Translator's note: This poem presents some unique difficulties for the translator, one of the most prominent being the treatment of Filis’s suitors in the poem. The original Spanish manages to subtly tie the men to verbs and adjectives rather than move them to the narrative foreground. English is not nearly as capable of such ambiguity, and it was necessary to bring the men to the forefront by writing them more explicitly into the poem. All the while efforts were made to preserve the poem’s natural rhyme and meter in English, for which some creative license was taken in order to serve the poem’s intended meaning while maintaining the poetic form.
Affliction, insolent and coarse,
decided to so bravely dare
to make the fair Filis despair
from pain intense without remorse.
And it struck her with such a force,
the maiden could not leave unsaid

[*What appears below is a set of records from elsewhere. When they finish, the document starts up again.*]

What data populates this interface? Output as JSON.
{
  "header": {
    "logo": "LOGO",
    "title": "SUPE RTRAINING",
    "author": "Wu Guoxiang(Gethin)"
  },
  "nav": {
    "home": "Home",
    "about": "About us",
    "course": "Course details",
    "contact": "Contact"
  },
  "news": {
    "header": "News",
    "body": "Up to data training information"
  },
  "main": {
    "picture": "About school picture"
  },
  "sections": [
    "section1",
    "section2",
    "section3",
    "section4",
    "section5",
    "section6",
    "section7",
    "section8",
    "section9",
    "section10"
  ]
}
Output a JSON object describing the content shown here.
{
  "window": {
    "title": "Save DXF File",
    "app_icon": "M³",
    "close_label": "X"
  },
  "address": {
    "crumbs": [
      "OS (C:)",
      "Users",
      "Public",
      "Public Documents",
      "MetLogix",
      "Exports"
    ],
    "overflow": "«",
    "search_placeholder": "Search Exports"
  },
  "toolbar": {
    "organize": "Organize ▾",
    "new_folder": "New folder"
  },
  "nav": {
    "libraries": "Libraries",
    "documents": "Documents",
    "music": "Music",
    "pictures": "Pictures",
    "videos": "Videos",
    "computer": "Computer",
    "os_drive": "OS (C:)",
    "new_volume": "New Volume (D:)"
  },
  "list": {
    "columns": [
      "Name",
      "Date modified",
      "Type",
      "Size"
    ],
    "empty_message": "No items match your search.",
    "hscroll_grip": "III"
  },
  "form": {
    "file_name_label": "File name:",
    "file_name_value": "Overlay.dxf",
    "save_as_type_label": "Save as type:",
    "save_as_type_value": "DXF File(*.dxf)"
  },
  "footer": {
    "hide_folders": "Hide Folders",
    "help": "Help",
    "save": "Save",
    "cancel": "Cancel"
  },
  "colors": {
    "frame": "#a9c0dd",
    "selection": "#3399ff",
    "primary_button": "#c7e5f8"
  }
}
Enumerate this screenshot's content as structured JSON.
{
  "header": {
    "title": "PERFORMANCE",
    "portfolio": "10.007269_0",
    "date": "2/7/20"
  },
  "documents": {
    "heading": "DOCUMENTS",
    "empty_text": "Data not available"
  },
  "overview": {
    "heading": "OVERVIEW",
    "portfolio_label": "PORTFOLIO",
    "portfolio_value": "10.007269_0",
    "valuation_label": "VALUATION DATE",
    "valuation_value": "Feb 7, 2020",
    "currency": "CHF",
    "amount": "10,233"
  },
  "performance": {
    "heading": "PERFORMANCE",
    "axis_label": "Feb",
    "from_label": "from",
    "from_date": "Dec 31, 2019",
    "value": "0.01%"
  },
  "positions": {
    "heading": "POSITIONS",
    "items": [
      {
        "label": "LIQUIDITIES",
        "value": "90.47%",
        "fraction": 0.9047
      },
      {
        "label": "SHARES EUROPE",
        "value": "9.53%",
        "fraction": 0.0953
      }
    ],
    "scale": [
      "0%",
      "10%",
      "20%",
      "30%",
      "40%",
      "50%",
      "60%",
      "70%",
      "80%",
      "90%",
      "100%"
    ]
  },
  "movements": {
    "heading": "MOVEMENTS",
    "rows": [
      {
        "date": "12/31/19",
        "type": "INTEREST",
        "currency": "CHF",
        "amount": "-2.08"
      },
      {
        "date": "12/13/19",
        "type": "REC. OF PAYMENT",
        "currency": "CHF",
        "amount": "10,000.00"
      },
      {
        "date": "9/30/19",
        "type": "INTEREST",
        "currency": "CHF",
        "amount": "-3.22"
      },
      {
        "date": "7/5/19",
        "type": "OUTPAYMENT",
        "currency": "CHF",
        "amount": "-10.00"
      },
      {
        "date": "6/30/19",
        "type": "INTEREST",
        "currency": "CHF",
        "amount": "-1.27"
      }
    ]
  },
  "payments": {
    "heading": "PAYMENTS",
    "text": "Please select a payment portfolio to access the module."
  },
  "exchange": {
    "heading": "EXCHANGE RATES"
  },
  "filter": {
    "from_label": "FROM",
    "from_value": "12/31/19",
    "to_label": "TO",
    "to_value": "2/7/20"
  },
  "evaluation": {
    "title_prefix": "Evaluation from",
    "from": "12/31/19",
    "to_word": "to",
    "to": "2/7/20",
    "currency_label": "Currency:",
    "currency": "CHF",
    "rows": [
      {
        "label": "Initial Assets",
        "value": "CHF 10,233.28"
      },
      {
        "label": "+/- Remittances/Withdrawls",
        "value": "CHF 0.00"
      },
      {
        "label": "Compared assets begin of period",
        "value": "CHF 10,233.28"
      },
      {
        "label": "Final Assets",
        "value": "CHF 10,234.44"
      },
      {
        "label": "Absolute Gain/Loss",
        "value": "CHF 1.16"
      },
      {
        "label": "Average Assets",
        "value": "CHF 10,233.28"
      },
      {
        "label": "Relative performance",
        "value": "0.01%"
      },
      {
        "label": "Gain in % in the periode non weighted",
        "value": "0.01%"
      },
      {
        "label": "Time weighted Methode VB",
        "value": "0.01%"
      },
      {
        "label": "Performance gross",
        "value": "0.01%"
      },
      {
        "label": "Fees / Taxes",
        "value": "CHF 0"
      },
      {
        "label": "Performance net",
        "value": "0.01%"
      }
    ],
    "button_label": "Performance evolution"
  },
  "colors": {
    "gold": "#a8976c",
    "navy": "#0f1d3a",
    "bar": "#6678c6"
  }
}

a gasp of pain and forthwith shed
a pair of precious pearly tears,
her linen making all men near
covet to wipe her tears instead.